Popular historian Morris (Lincoln, 2000, etc.), the subtlest of travel writers since the 1950s, turns in what she has announced is her final book: a meditation on the crossroads city of Trieste.
Trieste is an Italian city bordering Croatia and Slovenia, on a finger of land on the northern shores of the Adriatic Sea. Once, it rivaled Hong Kong as a great commercial port, a crucial outpost of the Hapsburg Empire where Italians, Slavs, and Austrians met to do business. Trieste’s cosmopolitan character kept it from being dominated by any one religion. The city is pleasant visually, but was too commercial ever to become a center for art or architecture. Morris argues, in essence, that Trieste is a good place but not a great one: the food is excellent but not ethnically distinct, and the people themselves are gravely courteous, but undistinguished. Trieste is almost nationless, thus its appeal to exiles like Morris, who has traveled the world in search of an identity. It is always necessary to say of Morris that she used to be, before her sex change in 1972, the distinguished British author, James Morris, father of four. He did not cease to be a father when he became a woman, but with all the noise about sexual identity in the late 20th century it is gratifying to hear a mature, no longer embattled voice coming to terms. Life has been good to Morris, but inescapably melancholy, like the city she identifies with. Trieste is dreamlike, Kafkaesque, and maybe it is nowhere. Even so, Morris does not slight its history: the aforementioned Hapsburgs; conquering armies, whether British or German; and most remarkably, the sojourn of Trieste’s quintessential exile, James Joyce. Joyce produced most of his work in Trieste, and Morris delights in tracing his impoverished, not altogether admirable, history.

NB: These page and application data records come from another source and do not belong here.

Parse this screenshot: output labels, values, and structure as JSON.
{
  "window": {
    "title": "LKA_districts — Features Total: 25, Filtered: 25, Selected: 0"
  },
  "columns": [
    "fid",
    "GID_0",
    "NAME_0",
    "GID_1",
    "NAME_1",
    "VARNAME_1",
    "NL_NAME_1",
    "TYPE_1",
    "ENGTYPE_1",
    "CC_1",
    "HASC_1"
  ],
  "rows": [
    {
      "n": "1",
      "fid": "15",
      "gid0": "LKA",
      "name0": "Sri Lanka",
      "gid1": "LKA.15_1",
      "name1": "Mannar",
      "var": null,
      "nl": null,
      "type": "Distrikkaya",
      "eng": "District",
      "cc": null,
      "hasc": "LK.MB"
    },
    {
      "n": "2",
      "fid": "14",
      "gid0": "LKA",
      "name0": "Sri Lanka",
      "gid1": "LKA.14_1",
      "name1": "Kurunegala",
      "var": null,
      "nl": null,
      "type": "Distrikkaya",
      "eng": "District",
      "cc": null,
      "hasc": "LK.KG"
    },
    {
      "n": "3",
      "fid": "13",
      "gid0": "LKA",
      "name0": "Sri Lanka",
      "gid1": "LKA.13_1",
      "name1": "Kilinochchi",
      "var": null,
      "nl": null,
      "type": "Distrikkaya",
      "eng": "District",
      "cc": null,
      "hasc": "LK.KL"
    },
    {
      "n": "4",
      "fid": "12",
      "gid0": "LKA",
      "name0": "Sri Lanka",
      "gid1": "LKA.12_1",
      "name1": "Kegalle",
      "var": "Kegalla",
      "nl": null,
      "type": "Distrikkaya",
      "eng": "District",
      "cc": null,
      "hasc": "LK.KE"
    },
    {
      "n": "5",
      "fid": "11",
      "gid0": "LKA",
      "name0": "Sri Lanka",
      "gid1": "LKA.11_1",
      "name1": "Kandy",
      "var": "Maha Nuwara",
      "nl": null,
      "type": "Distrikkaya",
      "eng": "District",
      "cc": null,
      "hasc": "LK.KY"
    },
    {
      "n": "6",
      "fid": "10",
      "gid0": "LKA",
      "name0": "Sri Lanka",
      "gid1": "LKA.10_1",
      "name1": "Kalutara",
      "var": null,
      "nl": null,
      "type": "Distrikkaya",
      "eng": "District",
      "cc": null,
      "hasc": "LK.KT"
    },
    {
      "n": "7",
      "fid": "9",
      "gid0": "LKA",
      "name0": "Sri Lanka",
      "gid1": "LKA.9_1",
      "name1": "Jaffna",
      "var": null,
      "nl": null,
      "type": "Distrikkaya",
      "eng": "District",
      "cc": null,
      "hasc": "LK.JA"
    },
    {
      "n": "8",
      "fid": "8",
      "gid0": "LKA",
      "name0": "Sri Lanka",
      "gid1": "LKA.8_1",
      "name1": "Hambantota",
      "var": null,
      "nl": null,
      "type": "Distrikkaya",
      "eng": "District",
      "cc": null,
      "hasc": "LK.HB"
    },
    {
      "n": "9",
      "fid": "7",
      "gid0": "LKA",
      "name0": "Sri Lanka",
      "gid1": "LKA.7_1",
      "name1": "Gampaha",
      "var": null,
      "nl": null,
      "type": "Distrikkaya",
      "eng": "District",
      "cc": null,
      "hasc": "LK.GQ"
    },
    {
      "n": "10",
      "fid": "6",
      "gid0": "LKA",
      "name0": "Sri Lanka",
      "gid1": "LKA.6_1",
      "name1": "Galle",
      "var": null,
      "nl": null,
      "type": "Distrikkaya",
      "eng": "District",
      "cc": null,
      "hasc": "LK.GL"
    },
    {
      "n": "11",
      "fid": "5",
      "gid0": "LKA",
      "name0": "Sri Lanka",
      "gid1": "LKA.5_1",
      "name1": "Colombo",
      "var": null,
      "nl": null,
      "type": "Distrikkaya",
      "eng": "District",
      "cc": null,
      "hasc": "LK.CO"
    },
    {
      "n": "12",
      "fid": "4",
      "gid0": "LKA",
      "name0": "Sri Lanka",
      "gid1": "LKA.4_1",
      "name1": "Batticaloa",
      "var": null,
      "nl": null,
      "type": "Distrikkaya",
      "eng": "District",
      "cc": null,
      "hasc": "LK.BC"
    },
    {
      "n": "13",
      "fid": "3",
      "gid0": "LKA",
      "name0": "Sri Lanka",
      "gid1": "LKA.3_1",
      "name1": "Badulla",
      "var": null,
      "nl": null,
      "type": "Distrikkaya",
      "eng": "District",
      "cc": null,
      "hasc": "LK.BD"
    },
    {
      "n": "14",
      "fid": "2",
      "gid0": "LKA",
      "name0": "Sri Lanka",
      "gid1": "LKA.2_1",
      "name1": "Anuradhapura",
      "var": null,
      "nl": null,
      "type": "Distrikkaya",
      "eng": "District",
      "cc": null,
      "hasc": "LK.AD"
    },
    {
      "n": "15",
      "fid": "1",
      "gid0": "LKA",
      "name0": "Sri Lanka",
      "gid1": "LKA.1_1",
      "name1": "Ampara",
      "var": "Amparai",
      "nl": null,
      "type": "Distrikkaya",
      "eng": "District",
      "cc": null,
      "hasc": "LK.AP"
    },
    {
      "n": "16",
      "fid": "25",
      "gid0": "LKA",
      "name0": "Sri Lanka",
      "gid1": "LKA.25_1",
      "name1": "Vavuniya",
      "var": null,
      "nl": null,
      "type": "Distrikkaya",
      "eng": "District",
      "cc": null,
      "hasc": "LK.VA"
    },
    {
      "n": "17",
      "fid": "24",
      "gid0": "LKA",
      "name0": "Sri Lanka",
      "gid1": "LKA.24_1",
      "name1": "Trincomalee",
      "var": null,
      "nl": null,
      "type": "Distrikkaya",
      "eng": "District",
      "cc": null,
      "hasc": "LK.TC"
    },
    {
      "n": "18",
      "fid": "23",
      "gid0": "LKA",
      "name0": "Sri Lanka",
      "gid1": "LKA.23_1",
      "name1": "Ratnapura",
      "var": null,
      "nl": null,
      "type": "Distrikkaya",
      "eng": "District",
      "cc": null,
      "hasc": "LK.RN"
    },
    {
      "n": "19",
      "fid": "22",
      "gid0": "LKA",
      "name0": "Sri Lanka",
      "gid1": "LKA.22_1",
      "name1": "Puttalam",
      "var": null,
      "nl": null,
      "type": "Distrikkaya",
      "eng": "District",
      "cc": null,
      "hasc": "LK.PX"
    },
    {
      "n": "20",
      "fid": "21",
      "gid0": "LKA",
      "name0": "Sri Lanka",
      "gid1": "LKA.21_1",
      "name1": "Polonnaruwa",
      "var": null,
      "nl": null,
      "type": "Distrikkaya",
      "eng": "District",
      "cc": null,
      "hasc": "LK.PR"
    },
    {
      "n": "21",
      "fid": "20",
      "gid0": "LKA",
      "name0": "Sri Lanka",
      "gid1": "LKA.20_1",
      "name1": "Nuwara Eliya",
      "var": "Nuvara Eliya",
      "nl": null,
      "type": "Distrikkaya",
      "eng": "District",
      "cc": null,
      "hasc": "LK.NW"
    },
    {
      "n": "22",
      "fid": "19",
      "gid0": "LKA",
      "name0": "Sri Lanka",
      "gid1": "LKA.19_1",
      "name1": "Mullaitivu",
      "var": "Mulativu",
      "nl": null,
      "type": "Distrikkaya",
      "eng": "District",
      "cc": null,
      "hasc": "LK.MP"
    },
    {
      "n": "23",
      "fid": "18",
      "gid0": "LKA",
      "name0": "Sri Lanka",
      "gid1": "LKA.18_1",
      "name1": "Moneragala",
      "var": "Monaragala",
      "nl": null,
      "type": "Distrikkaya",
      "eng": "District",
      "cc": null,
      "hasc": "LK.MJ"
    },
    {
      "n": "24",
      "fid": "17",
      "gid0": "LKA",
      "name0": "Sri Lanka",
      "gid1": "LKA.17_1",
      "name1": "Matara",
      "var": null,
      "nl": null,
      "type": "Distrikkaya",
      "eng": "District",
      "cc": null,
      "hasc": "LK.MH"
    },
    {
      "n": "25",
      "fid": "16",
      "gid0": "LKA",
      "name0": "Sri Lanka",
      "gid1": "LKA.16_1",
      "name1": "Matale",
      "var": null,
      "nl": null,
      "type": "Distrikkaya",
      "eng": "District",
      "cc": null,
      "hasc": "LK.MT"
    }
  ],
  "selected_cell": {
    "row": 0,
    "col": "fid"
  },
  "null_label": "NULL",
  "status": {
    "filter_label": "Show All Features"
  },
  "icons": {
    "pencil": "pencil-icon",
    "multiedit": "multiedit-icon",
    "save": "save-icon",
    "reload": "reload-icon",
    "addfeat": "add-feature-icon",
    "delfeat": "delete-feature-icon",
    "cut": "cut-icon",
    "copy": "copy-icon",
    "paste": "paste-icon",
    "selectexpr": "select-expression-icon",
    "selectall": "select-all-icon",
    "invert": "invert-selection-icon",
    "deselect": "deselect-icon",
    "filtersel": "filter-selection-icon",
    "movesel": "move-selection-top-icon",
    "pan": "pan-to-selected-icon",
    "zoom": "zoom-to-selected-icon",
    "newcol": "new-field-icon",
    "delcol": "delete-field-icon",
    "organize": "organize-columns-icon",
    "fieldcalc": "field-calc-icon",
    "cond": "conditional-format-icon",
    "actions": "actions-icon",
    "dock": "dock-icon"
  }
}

A disciplined, unsentimental last testament from an old pro, full of distilled adventures and the reflective richness that distinguishes the melancholy from the merely sad.